:: PROMPT ::
From the first line to the last, retype the records exactly without their images.

:: DATA EXTRACTS ::
- Opening Delimiter -

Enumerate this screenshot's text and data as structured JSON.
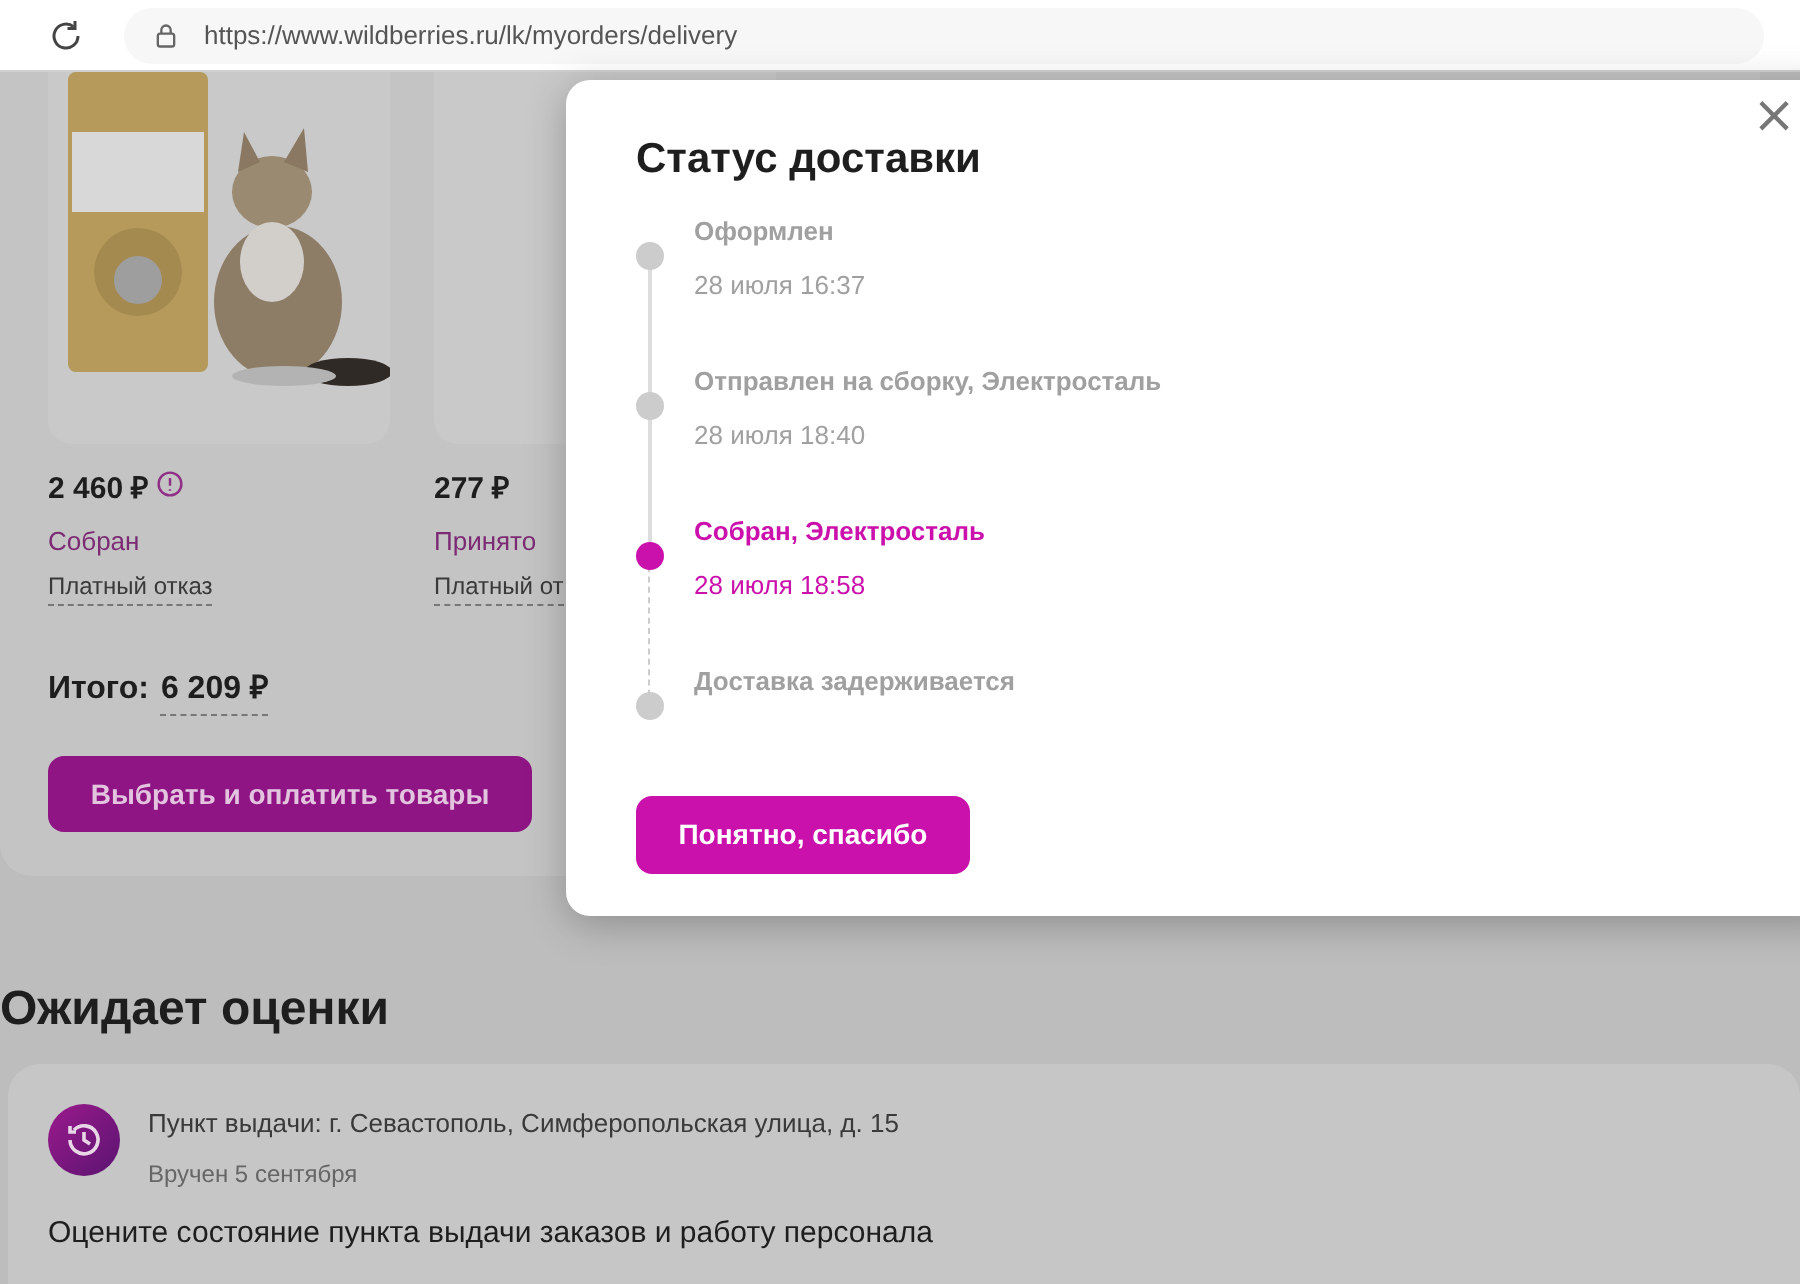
{
  "browser": {
    "url": "https://www.wildberries.ru/lk/myorders/delivery"
  },
  "order": {
    "items": [
      {
        "price": "2 460 ₽",
        "warning": true,
        "status": "Собран",
        "refusal": "Платный отказ"
      },
      {
        "price": "277 ₽",
        "warning": false,
        "status": "Принято",
        "refusal": "Платный от"
      }
    ],
    "total_label": "Итого:",
    "total_value": "6 209 ₽",
    "pay_button": "Выбрать и оплатить товары"
  },
  "review_section": {
    "title": "Ожидает оценки",
    "pickup_point": "Пункт выдачи: г. Севастополь, Симферопольская улица, д. 15",
    "delivered": "Вручен 5 сентября",
    "prompt": "Оцените состояние пункта выдачи заказов и работу персонала"
  },
  "modal": {
    "title": "Статус доставки",
    "close": "×",
    "steps": [
      {
        "label": "Оформлен",
        "time": "28 июля 16:37",
        "selected": false
      },
      {
        "label": "Отправлен на сборку, Электросталь",
        "time": "28 июля 18:40",
        "selected": false
      },
      {
        "label": "Собран, Электросталь",
        "time": "28 июля 18:58",
        "selected": true
      },
      {
        "label": "Доставка задерживается",
        "selected": false
      }
    ],
    "button": "Понятно, спасибо"
  }
}
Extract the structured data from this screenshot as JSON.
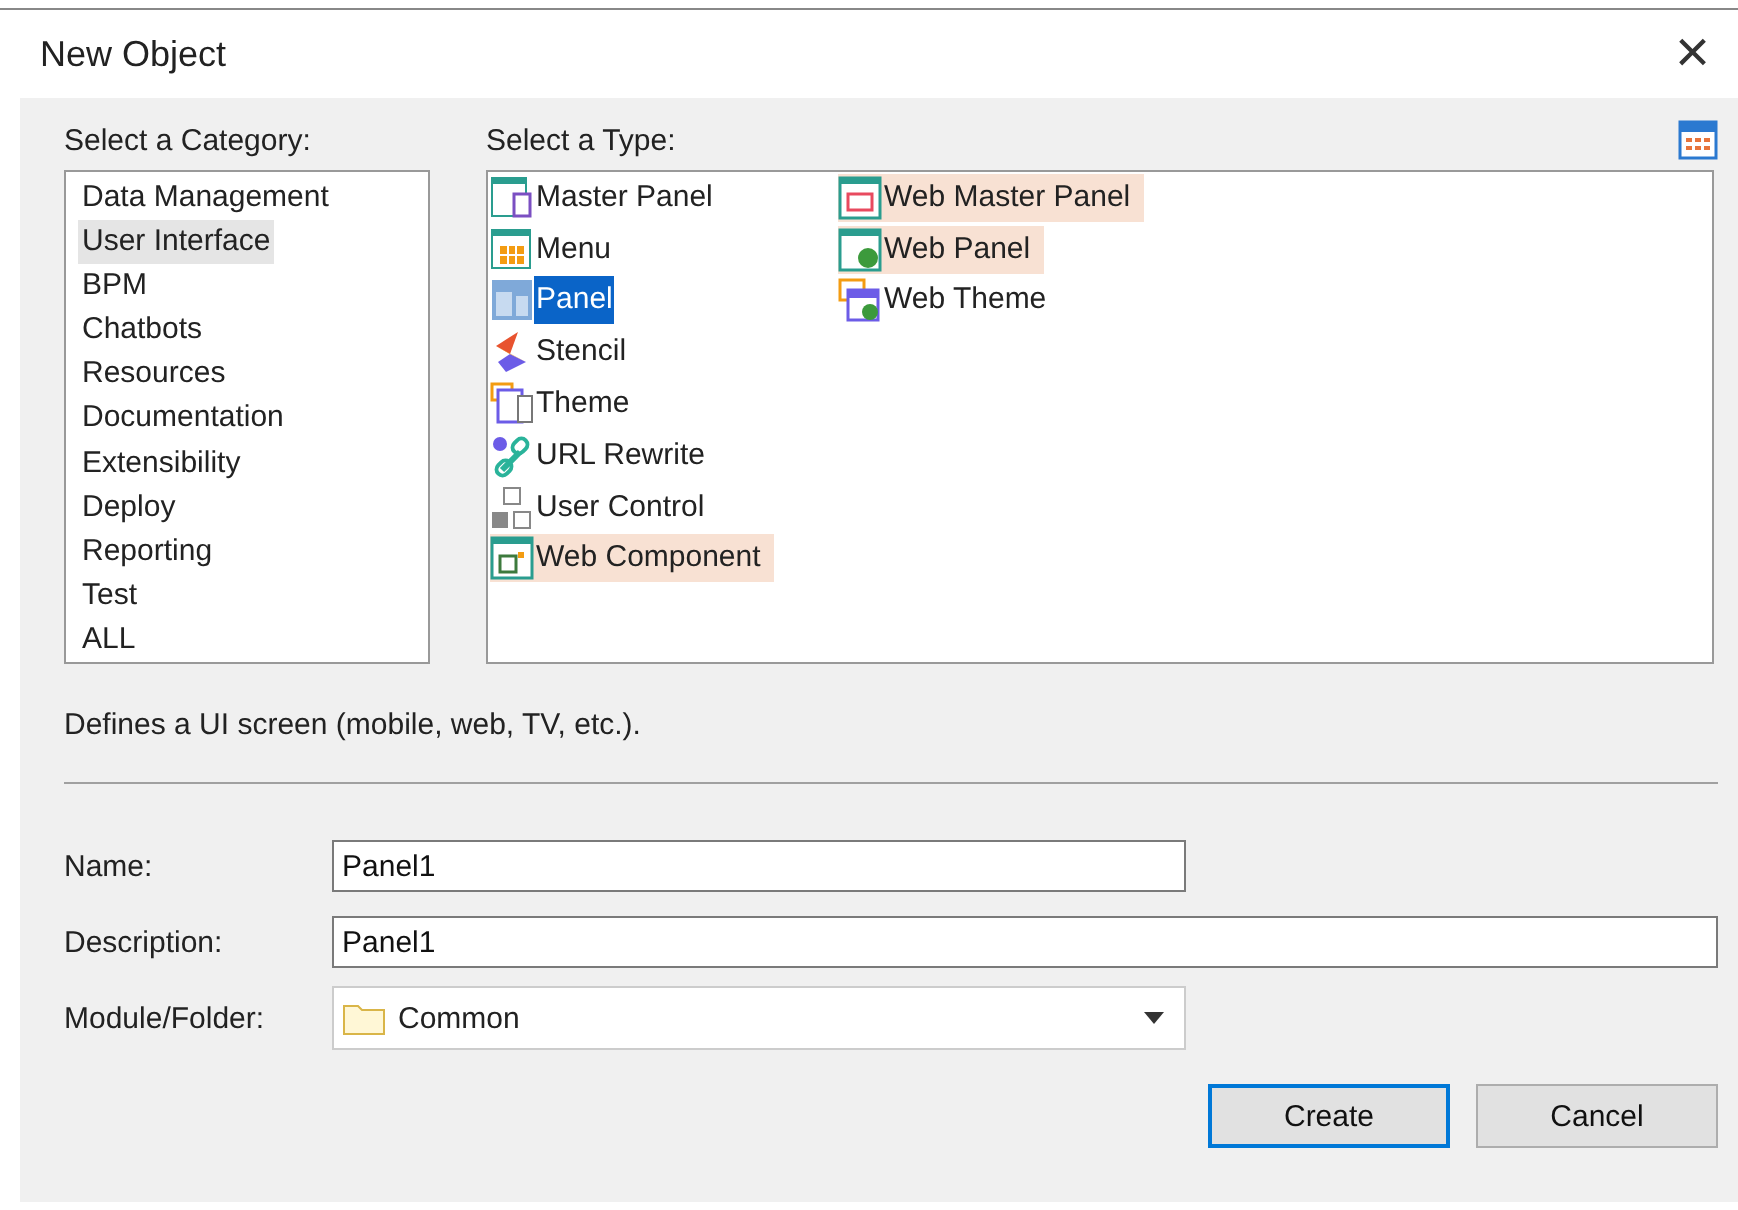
{
  "window": {
    "title": "New Object",
    "close": "×"
  },
  "category": {
    "label": "Select a Category:",
    "items": [
      {
        "label": "Data Management",
        "selected": false
      },
      {
        "label": "User Interface",
        "selected": true
      },
      {
        "label": "BPM",
        "selected": false
      },
      {
        "label": "Chatbots",
        "selected": false
      },
      {
        "label": "Resources",
        "selected": false
      },
      {
        "label": "Documentation",
        "selected": false
      },
      {
        "label": "Extensibility",
        "selected": false
      },
      {
        "label": "Deploy",
        "selected": false
      },
      {
        "label": "Reporting",
        "selected": false
      },
      {
        "label": "Test",
        "selected": false
      },
      {
        "label": "ALL",
        "selected": false
      }
    ]
  },
  "type": {
    "label": "Select a Type:",
    "items": [
      {
        "label": "Master Panel",
        "kind": "master",
        "selected": false,
        "highlighted": false
      },
      {
        "label": "Menu",
        "kind": "menu",
        "selected": false,
        "highlighted": false
      },
      {
        "label": "Panel",
        "kind": "panel",
        "selected": true,
        "highlighted": false
      },
      {
        "label": "Stencil",
        "kind": "stencil",
        "selected": false,
        "highlighted": false
      },
      {
        "label": "Theme",
        "kind": "theme",
        "selected": false,
        "highlighted": false
      },
      {
        "label": "URL Rewrite",
        "kind": "link",
        "selected": false,
        "highlighted": false
      },
      {
        "label": "User Control",
        "kind": "control",
        "selected": false,
        "highlighted": false
      },
      {
        "label": "Web Component",
        "kind": "component",
        "selected": false,
        "highlighted": true
      },
      {
        "label": "Web Master Panel",
        "kind": "webmaster",
        "selected": false,
        "highlighted": true
      },
      {
        "label": "Web Panel",
        "kind": "webpanel",
        "selected": false,
        "highlighted": true
      },
      {
        "label": "Web Theme",
        "kind": "webtheme",
        "selected": false,
        "highlighted": false
      }
    ]
  },
  "description": "Defines a UI screen (mobile, web, TV, etc.).",
  "fields": [
    {
      "label": "Name:",
      "value": "Panel1",
      "kind": "short"
    },
    {
      "label": "Description:",
      "value": "Panel1",
      "kind": "wide"
    },
    {
      "label": "Module/Folder:",
      "value": "Common",
      "kind": "folder"
    }
  ],
  "buttons": [
    {
      "label": "Create",
      "default": true
    },
    {
      "label": "Cancel",
      "default": false
    }
  ]
}
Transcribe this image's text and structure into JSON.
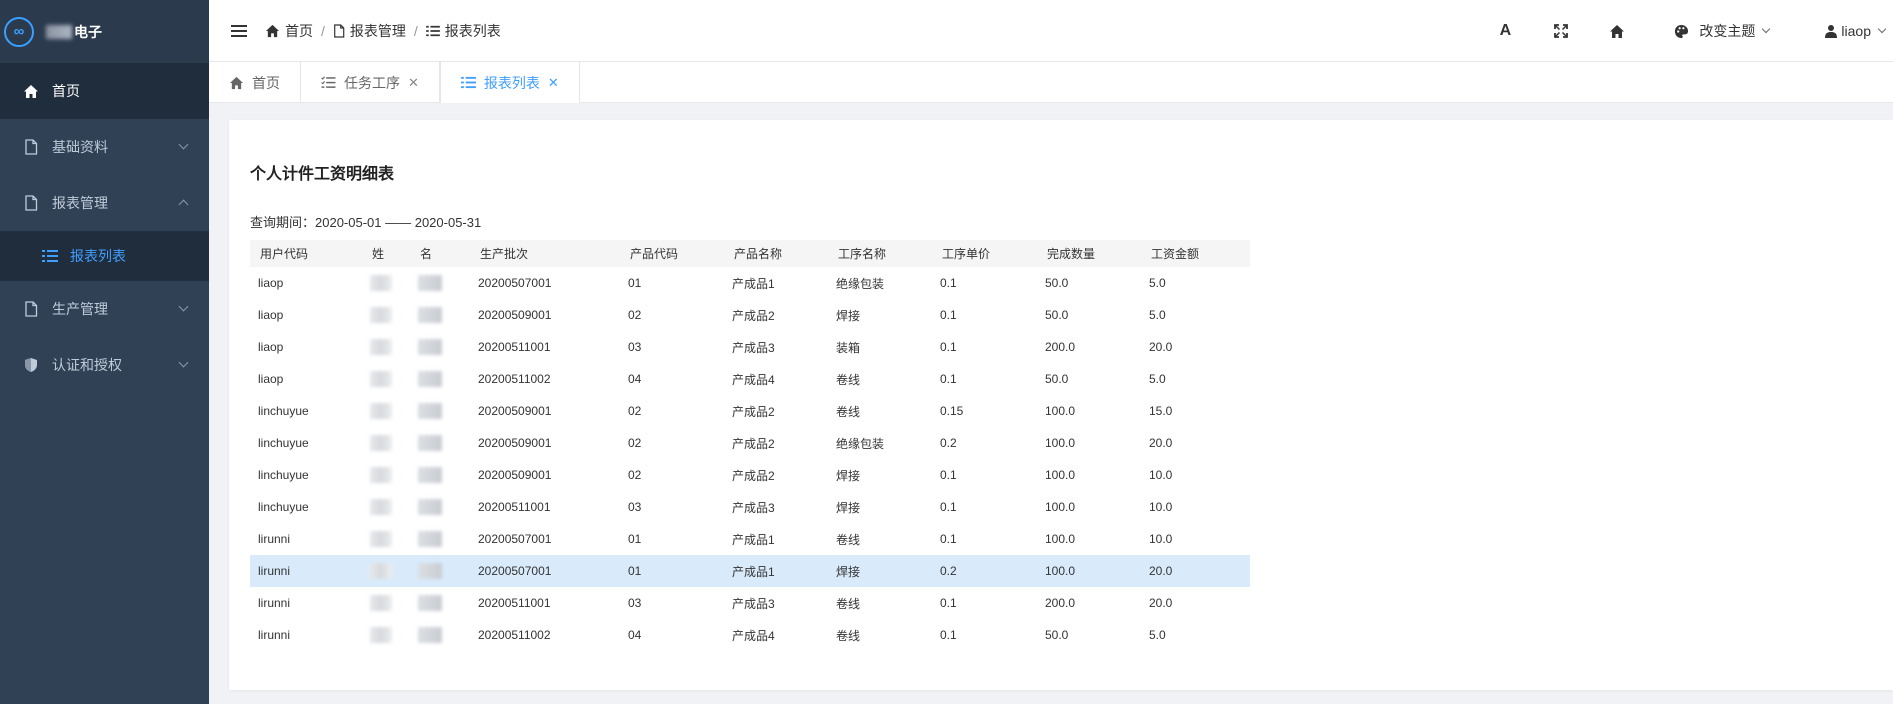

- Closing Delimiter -

:: THE COMPLETED TASK ::
Enumerate this screenshot's text and data as structured JSON.
{
  "browser": {
    "url": "https://www.wildberries.ru/lk/myorders/delivery"
  },
  "order": {
    "items": [
      {
        "price": "2 460 ₽",
        "warning": true,
        "status": "Собран",
        "refusal": "Платный отказ"
      },
      {
        "price": "277 ₽",
        "warning": false,
        "status": "Принято",
        "refusal": "Платный от"
      }
    ],
    "total_label": "Итого:",
    "total_value": "6 209 ₽",
    "pay_button": "Выбрать и оплатить товары"
  },
  "review_section": {
    "title": "Ожидает оценки",
    "pickup_point": "Пункт выдачи: г. Севастополь, Симферопольская улица, д. 15",
    "delivered": "Вручен 5 сентября",
    "prompt": "Оцените состояние пункта выдачи заказов и работу персонала"
  },
  "modal": {
    "title": "Статус доставки",
    "close": "×",
    "steps": [
      {
        "label": "Оформлен",
        "time": "28 июля 16:37",
        "selected": false
      },
      {
        "label": "Отправлен на сборку, Электросталь",
        "time": "28 июля 18:40",
        "selected": false
      },
      {
        "label": "Собран, Электросталь",
        "time": "28 июля 18:58",
        "selected": true
      },
      {
        "label": "Доставка задерживается",
        "selected": false
      }
    ],
    "button": "Понятно, спасибо"
  }
}
Extract the structured data from this screenshot as JSON.
{
  "window": {
    "title": "New Object",
    "close": "×"
  },
  "category": {
    "label": "Select a Category:",
    "items": [
      {
        "label": "Data Management",
        "selected": false
      },
      {
        "label": "User Interface",
        "selected": true
      },
      {
        "label": "BPM",
        "selected": false
      },
      {
        "label": "Chatbots",
        "selected": false
      },
      {
        "label": "Resources",
        "selected": false
      },
      {
        "label": "Documentation",
        "selected": false
      },
      {
        "label": "Extensibility",
        "selected": false
      },
      {
        "label": "Deploy",
        "selected": false
      },
      {
        "label": "Reporting",
        "selected": false
      },
      {
        "label": "Test",
        "selected": false
      },
      {
        "label": "ALL",
        "selected": false
      }
    ]
  },
  "type": {
    "label": "Select a Type:",
    "items": [
      {
        "label": "Master Panel",
        "kind": "master",
        "selected": false,
        "highlighted": false
      },
      {
        "label": "Menu",
        "kind": "menu",
        "selected": false,
        "highlighted": false
      },
      {
        "label": "Panel",
        "kind": "panel",
        "selected": true,
        "highlighted": false
      },
      {
        "label": "Stencil",
        "kind": "stencil",
        "selected": false,
        "highlighted": false
      },
      {
        "label": "Theme",
        "kind": "theme",
        "selected": false,
        "highlighted": false
      },
      {
        "label": "URL Rewrite",
        "kind": "link",
        "selected": false,
        "highlighted": false
      },
      {
        "label": "User Control",
        "kind": "control",
        "selected": false,
        "highlighted": false
      },
      {
        "label": "Web Component",
        "kind": "component",
        "selected": false,
        "highlighted": true
      },
      {
        "label": "Web Master Panel",
        "kind": "webmaster",
        "selected": false,
        "highlighted": true
      },
      {
        "label": "Web Panel",
        "kind": "webpanel",
        "selected": false,
        "highlighted": true
      },
      {
        "label": "Web Theme",
        "kind": "webtheme",
        "selected": false,
        "highlighted": false
      }
    ]
  },
  "description": "Defines a UI screen (mobile, web, TV, etc.).",
  "fields": [
    {
      "label": "Name:",
      "value": "Panel1",
      "kind": "short"
    },
    {
      "label": "Description:",
      "value": "Panel1",
      "kind": "wide"
    },
    {
      "label": "Module/Folder:",
      "value": "Common",
      "kind": "folder"
    }
  ],
  "buttons": [
    {
      "label": "Create",
      "default": true
    },
    {
      "label": "Cancel",
      "default": false
    }
  ]
}
Transcribe this image's text and structure into JSON.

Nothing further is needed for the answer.